about her involvement, not wanting to go? The Open Day and the talk with Vera? The outings with Annie, the gallery? The car crash and his lying down on the road - everybody else driving over him? His antagonism towards Annie and her reaction, his belief in her? His work, the boring lecture and poetry reading, cooking at home, supporting Jessica but still growing exasperated? The visit to the lawyer and his wariness? The winning of the case? His seeming to be shut out of the taxi yet the reconciliation?
11. Dr Rowell and his running of the hospital, making funds available, a stickler for rules and tradition, relationship with Vera and his speech on her departure, his growing less sympathetic, to Jessica's taking Annie out, the visit to the Health Commission, his awareness of the parents, commissioning the report but not reading it, refusing to see Annie in action? His reaction to the articles in the paper? The discussions with John and his reminiscences about the awful conditions, 25 years of change? His embarrassment during the court case especially about his not reading the report, his staying with his own judgment? His being symbolic of well-meaning but hard-line institution people?
12. John the young doctor, his interest, the test and Annie's failure, the support, his discussions with the lawyer and helping him, the court case and the clarity of his testimony?
13. The Health Commission, their not co-operating with Jessica, the wariness about the trial, supporting Dr Rowell?
14. Annie's parents, their initial reaction to Jessica's work, their trust, their upset - especially when it was proven that she was intelligent and they had not realised it? The film showing their burden?
15. Vera and her work, her staying 15 years, her sense of inadequacy, the presentation and her farewell, the jokes about her smoking, her coming to make the report, her testimony at the trial, her anger with Jessica and statements about her feeling impotent?
16. The lawyer, his support, his way with words, genial manner?
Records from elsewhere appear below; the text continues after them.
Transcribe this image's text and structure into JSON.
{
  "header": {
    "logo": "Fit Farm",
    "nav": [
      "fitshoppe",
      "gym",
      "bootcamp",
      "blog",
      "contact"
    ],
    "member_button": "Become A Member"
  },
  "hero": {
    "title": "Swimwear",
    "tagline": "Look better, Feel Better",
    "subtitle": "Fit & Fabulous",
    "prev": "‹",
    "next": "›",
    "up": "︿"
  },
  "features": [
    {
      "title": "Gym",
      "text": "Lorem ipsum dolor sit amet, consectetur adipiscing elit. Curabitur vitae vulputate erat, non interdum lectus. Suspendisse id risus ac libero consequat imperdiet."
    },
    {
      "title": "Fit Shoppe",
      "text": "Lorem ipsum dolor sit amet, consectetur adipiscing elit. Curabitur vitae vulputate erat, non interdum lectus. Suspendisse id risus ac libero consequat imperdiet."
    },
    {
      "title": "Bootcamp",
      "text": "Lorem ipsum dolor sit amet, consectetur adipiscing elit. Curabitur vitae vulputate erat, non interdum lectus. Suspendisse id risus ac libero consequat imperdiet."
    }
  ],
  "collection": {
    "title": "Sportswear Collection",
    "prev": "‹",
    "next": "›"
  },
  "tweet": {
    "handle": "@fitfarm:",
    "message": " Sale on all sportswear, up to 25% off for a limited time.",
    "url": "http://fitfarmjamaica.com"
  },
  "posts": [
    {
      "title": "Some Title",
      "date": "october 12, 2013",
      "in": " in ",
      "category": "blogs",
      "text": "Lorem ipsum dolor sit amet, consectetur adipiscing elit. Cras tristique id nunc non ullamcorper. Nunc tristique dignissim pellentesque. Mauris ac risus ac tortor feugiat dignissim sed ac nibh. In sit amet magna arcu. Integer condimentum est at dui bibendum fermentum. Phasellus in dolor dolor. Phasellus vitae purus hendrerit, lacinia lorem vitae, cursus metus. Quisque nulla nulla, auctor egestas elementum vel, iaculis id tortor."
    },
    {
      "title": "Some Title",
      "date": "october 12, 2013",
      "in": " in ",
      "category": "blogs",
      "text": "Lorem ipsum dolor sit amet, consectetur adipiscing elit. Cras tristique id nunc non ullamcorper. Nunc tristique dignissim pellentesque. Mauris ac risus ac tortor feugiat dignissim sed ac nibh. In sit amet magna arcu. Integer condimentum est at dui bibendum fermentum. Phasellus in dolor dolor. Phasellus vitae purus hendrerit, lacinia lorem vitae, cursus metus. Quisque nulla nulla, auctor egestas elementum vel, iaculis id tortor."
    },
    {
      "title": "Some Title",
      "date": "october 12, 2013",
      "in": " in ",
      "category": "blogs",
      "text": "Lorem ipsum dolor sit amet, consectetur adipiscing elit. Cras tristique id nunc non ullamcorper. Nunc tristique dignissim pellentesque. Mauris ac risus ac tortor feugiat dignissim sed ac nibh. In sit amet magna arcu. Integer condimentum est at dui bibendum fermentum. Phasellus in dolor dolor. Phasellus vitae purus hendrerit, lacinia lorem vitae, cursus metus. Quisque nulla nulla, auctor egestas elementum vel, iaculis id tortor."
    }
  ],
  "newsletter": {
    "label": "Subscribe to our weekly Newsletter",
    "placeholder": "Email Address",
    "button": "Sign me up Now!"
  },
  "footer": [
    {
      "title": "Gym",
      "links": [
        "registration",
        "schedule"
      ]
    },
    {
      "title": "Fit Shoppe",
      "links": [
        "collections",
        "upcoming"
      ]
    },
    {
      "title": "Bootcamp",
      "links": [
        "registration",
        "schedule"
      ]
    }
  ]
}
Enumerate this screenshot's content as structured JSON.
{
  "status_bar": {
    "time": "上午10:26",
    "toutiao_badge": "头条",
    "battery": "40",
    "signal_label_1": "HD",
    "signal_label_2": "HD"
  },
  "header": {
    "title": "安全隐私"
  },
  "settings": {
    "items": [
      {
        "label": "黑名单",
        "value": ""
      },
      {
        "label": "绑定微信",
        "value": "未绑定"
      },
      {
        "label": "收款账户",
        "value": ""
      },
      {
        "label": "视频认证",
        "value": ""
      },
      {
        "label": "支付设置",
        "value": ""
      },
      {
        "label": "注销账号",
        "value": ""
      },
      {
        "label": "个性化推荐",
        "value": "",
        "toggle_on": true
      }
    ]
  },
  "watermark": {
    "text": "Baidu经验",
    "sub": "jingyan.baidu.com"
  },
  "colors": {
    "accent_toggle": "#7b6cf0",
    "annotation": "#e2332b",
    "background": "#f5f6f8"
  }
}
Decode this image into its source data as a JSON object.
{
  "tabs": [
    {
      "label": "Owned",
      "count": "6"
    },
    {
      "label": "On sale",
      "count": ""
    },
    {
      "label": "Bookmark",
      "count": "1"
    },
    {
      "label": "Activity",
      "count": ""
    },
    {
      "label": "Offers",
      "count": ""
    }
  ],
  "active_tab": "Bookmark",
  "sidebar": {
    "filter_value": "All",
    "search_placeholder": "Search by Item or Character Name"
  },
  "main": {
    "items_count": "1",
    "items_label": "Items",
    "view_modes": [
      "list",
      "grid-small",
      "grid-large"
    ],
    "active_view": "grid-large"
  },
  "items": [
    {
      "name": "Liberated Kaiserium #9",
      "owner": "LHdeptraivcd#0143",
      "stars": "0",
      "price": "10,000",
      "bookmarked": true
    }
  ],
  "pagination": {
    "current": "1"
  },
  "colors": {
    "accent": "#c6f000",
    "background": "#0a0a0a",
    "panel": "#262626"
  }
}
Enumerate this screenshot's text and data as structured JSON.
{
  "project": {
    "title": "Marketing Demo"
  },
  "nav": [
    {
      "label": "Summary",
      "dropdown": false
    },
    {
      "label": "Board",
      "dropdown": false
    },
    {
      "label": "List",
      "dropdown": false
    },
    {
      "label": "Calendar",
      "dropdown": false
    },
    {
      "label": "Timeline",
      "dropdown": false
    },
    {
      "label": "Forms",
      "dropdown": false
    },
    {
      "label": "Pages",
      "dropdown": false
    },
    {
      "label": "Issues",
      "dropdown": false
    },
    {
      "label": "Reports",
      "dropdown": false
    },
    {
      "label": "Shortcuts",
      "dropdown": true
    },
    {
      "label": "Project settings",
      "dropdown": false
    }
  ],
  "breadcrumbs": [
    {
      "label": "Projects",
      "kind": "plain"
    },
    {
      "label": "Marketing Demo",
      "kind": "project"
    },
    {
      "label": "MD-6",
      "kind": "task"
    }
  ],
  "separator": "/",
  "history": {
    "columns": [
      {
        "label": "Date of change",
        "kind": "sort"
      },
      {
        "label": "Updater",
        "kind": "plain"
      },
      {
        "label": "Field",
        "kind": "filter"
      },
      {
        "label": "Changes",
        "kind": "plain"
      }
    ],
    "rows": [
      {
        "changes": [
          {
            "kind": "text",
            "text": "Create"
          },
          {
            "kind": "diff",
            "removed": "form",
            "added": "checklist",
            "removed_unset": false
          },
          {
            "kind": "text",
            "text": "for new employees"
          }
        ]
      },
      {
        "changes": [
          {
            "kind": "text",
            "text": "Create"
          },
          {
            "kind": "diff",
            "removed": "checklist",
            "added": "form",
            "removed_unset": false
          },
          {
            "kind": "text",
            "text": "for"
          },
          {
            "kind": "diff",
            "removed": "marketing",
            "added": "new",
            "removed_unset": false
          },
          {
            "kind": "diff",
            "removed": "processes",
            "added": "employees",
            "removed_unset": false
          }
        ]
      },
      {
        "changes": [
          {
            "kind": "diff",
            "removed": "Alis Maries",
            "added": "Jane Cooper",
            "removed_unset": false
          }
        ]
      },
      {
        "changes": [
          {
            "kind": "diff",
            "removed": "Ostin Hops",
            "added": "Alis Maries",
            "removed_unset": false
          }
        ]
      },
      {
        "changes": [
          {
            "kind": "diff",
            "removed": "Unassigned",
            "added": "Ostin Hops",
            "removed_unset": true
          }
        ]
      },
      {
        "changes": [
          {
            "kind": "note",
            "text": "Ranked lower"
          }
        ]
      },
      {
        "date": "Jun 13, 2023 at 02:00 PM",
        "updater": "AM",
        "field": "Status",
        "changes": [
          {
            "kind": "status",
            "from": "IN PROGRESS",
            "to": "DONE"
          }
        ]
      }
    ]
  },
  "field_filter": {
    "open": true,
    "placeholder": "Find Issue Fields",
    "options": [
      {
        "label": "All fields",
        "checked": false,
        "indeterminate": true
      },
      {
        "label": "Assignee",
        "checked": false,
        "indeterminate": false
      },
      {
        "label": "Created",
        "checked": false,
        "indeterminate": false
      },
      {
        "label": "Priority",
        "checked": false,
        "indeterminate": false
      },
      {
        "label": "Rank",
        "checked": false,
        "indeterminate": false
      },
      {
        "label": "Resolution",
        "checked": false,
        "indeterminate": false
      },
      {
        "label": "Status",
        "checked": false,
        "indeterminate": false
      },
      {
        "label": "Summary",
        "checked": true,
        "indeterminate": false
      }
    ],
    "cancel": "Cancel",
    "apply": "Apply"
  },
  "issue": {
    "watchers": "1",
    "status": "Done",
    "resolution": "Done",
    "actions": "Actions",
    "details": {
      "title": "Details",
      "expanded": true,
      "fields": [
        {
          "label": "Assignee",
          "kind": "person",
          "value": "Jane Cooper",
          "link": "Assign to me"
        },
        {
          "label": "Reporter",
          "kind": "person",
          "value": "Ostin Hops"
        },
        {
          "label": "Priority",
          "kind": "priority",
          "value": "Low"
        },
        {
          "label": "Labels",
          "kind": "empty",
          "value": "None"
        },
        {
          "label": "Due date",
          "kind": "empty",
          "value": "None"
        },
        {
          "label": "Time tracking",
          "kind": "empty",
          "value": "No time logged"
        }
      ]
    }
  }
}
His humorous handling of the case, meeting with Annie, behaviour in the trial? His assistant?
17. The judge, his attending to the testimony, his decision about the test for Annie - and his discussion with her, smoking? His final summation?
18. The nurses and their suspicion, their comments about the children - and the horror that the children could understand the derogatory remarks? Sally and her offhand manner, her pleasant manner with the children, support of Jessica?
19. The contrast with Sister Waterman and her strictness - a real character, caricature?
20. A film of humanity, dignity? Care and concern?